- The task:
When you answer, give every record back exactly as written.

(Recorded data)
Content starts

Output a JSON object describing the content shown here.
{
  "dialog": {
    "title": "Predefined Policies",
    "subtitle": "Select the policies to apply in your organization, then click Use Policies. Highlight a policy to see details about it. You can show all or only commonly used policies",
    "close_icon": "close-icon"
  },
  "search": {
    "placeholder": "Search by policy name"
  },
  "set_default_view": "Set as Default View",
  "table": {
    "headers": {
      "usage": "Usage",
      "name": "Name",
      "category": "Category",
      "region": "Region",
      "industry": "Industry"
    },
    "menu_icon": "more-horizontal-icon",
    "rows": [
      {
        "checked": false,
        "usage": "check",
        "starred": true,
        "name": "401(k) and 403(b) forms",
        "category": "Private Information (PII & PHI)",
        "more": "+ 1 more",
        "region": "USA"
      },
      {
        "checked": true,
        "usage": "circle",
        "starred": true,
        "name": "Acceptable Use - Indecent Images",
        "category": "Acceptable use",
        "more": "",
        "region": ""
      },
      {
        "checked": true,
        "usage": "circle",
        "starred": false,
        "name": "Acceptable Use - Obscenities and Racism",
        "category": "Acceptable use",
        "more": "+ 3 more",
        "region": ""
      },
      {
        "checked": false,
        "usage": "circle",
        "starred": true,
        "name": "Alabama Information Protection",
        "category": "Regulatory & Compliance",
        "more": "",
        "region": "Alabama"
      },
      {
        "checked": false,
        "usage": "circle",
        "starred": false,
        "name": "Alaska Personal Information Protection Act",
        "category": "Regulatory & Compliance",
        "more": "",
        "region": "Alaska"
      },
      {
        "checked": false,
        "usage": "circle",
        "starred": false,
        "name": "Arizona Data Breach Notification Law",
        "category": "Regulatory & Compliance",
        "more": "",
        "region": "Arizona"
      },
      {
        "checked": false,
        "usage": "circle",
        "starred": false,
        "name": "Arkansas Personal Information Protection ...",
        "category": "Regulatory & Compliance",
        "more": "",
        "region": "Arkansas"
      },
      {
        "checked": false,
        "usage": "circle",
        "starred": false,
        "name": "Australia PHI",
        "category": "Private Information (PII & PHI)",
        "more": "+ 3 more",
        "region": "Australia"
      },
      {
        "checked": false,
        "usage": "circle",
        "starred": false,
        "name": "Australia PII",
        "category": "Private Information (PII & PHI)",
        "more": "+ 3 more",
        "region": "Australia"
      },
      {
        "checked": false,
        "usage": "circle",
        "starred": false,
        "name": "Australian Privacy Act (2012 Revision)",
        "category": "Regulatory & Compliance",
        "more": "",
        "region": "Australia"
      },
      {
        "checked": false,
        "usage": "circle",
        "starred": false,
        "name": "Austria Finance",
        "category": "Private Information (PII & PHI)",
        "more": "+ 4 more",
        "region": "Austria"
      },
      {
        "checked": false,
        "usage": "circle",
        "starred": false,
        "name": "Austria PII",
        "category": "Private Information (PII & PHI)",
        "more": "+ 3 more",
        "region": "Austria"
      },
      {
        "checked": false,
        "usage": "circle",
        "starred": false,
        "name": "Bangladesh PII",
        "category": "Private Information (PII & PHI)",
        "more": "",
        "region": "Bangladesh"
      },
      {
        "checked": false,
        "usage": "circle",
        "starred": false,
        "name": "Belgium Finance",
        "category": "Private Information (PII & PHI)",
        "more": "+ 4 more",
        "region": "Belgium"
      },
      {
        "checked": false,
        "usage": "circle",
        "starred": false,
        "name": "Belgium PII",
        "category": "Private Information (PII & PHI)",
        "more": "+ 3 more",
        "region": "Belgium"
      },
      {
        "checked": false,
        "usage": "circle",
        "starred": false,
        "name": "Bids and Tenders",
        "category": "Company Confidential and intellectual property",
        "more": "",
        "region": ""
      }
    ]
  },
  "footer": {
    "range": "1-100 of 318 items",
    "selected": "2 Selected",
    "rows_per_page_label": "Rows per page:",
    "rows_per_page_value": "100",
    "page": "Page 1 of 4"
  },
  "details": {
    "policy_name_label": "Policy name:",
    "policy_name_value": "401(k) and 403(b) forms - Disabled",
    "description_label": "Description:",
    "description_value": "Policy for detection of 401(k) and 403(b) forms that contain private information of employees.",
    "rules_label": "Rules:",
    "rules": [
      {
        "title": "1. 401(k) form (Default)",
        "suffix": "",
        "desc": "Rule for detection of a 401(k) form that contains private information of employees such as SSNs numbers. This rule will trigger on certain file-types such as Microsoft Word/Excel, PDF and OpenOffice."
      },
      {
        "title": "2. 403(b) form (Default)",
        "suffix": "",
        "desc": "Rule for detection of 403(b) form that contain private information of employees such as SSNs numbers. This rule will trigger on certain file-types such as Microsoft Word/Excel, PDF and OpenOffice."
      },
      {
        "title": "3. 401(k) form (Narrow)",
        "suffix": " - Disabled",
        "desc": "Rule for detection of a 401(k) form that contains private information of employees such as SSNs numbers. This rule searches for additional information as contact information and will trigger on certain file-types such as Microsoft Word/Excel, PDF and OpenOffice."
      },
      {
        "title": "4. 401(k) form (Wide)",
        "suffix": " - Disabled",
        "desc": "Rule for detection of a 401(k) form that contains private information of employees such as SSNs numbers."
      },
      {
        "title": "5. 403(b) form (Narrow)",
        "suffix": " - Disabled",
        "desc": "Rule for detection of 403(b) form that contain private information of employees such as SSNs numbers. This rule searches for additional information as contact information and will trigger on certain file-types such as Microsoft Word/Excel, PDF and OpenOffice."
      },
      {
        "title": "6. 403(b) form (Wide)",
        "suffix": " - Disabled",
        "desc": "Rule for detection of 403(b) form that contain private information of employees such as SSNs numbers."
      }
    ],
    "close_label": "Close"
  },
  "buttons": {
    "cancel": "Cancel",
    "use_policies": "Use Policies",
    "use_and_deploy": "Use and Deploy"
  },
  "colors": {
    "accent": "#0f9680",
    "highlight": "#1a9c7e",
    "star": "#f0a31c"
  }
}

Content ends

- Reply to the exercise:
Output a JSON object describing the content shown here.
{
  "dialog": {
    "title": "Predefined Policies",
    "subtitle": "Select the policies to apply in your organization, then click Use Policies. Highlight a policy to see details about it. You can show all or only commonly used policies",
    "close_icon": "close-icon"
  },
  "search": {
    "placeholder": "Search by policy name"
  },
  "set_default_view": "Set as Default View",
  "table": {
    "headers": {
      "usage": "Usage",
      "name": "Name",
      "category": "Category",
      "region": "Region",
      "industry": "Industry"
    },
    "menu_icon": "more-horizontal-icon",
    "rows": [
      {
        "checked": false,
        "usage": "check",
        "starred": true,
        "name": "401(k) and 403(b) forms",
        "category": "Private Information (PII & PHI)",
        "more": "+ 1 more",
        "region": "USA"
      },
      {
        "checked": true,
        "usage": "circle",
        "starred": true,
        "name": "Acceptable Use - Indecent Images",
        "category": "Acceptable use",
        "more": "",
        "region": ""
      },
      {
        "checked": true,
        "usage": "circle",
        "starred": false,
        "name": "Acceptable Use - Obscenities and Racism",
        "category": "Acceptable use",
        "more": "+ 3 more",
        "region": ""
      },
      {
        "checked": false,
        "usage": "circle",
        "starred": true,
        "name": "Alabama Information Protection",
        "category": "Regulatory & Compliance",
        "more": "",
        "region": "Alabama"
      },
      {
        "checked": false,
        "usage": "circle",
        "starred": false,
        "name": "Alaska Personal Information Protection Act",
        "category": "Regulatory & Compliance",
        "more": "",
        "region": "Alaska"
      },
      {
        "checked": false,
        "usage": "circle",
        "starred": false,
        "name": "Arizona Data Breach Notification Law",
        "category": "Regulatory & Compliance",
        "more": "",
        "region": "Arizona"
      },
      {
        "checked": false,
        "usage": "circle",
        "starred": false,
        "name": "Arkansas Personal Information Protection ...",
        "category": "Regulatory & Compliance",
        "more": "",
        "region": "Arkansas"
      },
      {
        "checked": false,
        "usage": "circle",
        "starred": false,
        "name": "Australia PHI",
        "category": "Private Information (PII & PHI)",
        "more": "+ 3 more",
        "region": "Australia"
      },
      {
        "checked": false,
        "usage": "circle",
        "starred": false,
        "name": "Australia PII",
        "category": "Private Information (PII & PHI)",
        "more": "+ 3 more",
        "region": "Australia"
      },
      {
        "checked": false,
        "usage": "circle",
        "starred": false,
        "name": "Australian Privacy Act (2012 Revision)",
        "category": "Regulatory & Compliance",
        "more": "",
        "region": "Australia"
      },
      {
        "checked": false,
        "usage": "circle",
        "starred": false,
        "name": "Austria Finance",
        "category": "Private Information (PII & PHI)",
        "more": "+ 4 more",
        "region": "Austria"
      },
      {
        "checked": false,
        "usage": "circle",
        "starred": false,
        "name": "Austria PII",
        "category": "Private Information (PII & PHI)",
        "more": "+ 3 more",
        "region": "Austria"
      },
      {
        "checked": false,
        "usage": "circle",
        "starred": false,
        "name": "Bangladesh PII",
        "category": "Private Information (PII & PHI)",
        "more": "",
        "region": "Bangladesh"
      },
      {
        "checked": false,
        "usage": "circle",
        "starred": false,
        "name": "Belgium Finance",
        "category": "Private Information (PII & PHI)",
        "more": "+ 4 more",
        "region": "Belgium"
      },
      {
        "checked": false,
        "usage": "circle",
        "starred": false,
        "name": "Belgium PII",
        "category": "Private Information (PII & PHI)",
        "more": "+ 3 more",
        "region": "Belgium"
      },
      {
        "checked": false,
        "usage": "circle",
        "starred": false,
        "name": "Bids and Tenders",
        "category": "Company Confidential and intellectual property",
        "more": "",
        "region": ""
      }
    ]
  },
  "footer": {
    "range": "1-100 of 318 items",
    "selected": "2 Selected",
    "rows_per_page_label": "Rows per page:",
    "rows_per_page_value": "100",
    "page": "Page 1 of 4"
  },
  "details": {
    "policy_name_label": "Policy name:",
    "policy_name_value": "401(k) and 403(b) forms - Disabled",
    "description_label": "Description:",
    "description_value": "Policy for detection of 401(k) and 403(b) forms that contain private information of employees.",
    "rules_label": "Rules:",
    "rules": [
      {
        "title": "1. 401(k) form (Default)",
        "suffix": "",
        "desc": "Rule for detection of a 401(k) form that contains private information of employees such as SSNs numbers. This rule will trigger on certain file-types such as Microsoft Word/Excel, PDF and OpenOffice."
      },
      {
        "title": "2. 403(b) form (Default)",
        "suffix": "",
        "desc": "Rule for detection of 403(b) form that contain private information of employees such as SSNs numbers. This rule will trigger on certain file-types such as Microsoft Word/Excel, PDF and OpenOffice."
      },
      {
        "title": "3. 401(k) form (Narrow)",
        "suffix": " - Disabled",
        "desc": "Rule for detection of a 401(k) form that contains private information of employees such as SSNs numbers. This rule searches for additional information as contact information and will trigger on certain file-types such as Microsoft Word/Excel, PDF and OpenOffice."
      },
      {
        "title": "4. 401(k) form (Wide)",
        "suffix": " - Disabled",
        "desc": "Rule for detection of a 401(k) form that contains private information of employees such as SSNs numbers."
      },
      {
        "title": "5. 403(b) form (Narrow)",
        "suffix": " - Disabled",
        "desc": "Rule for detection of 403(b) form that contain private information of employees such as SSNs numbers. This rule searches for additional information as contact information and will trigger on certain file-types such as Microsoft Word/Excel, PDF and OpenOffice."
      },
      {
        "title": "6. 403(b) form (Wide)",
        "suffix": " - Disabled",
        "desc": "Rule for detection of 403(b) form that contain private information of employees such as SSNs numbers."
      }
    ],
    "close_label": "Close"
  },
  "buttons": {
    "cancel": "Cancel",
    "use_policies": "Use Policies",
    "use_and_deploy": "Use and Deploy"
  },
  "colors": {
    "accent": "#0f9680",
    "highlight": "#1a9c7e",
    "star": "#f0a31c"
  }
}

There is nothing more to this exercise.